§ What you need to do
In the material below, find all lines with the string "Pizzeria" and copy them.

§ Data for review
▼▼▼

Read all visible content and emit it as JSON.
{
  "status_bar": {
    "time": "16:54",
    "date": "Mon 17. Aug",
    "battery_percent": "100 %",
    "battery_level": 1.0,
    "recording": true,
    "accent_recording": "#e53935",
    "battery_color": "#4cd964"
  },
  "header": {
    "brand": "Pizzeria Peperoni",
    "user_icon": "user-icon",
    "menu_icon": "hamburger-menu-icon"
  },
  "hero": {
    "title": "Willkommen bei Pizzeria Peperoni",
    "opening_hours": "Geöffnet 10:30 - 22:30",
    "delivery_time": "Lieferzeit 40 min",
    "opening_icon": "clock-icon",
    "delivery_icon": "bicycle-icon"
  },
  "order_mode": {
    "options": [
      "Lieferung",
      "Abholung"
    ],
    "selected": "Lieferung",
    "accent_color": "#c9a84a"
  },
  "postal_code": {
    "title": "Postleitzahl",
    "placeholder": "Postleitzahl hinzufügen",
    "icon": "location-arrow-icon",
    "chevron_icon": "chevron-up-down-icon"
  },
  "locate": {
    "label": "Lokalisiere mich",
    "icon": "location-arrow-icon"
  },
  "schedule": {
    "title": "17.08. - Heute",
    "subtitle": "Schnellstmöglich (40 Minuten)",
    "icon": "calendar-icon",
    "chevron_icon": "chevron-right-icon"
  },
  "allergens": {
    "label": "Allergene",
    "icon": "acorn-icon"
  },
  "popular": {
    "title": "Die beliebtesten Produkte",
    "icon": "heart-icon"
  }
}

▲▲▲

§ Response below
    "brand": "Pizzeria Peperoni",
    "title": "Willkommen bei Pizzeria Peperoni",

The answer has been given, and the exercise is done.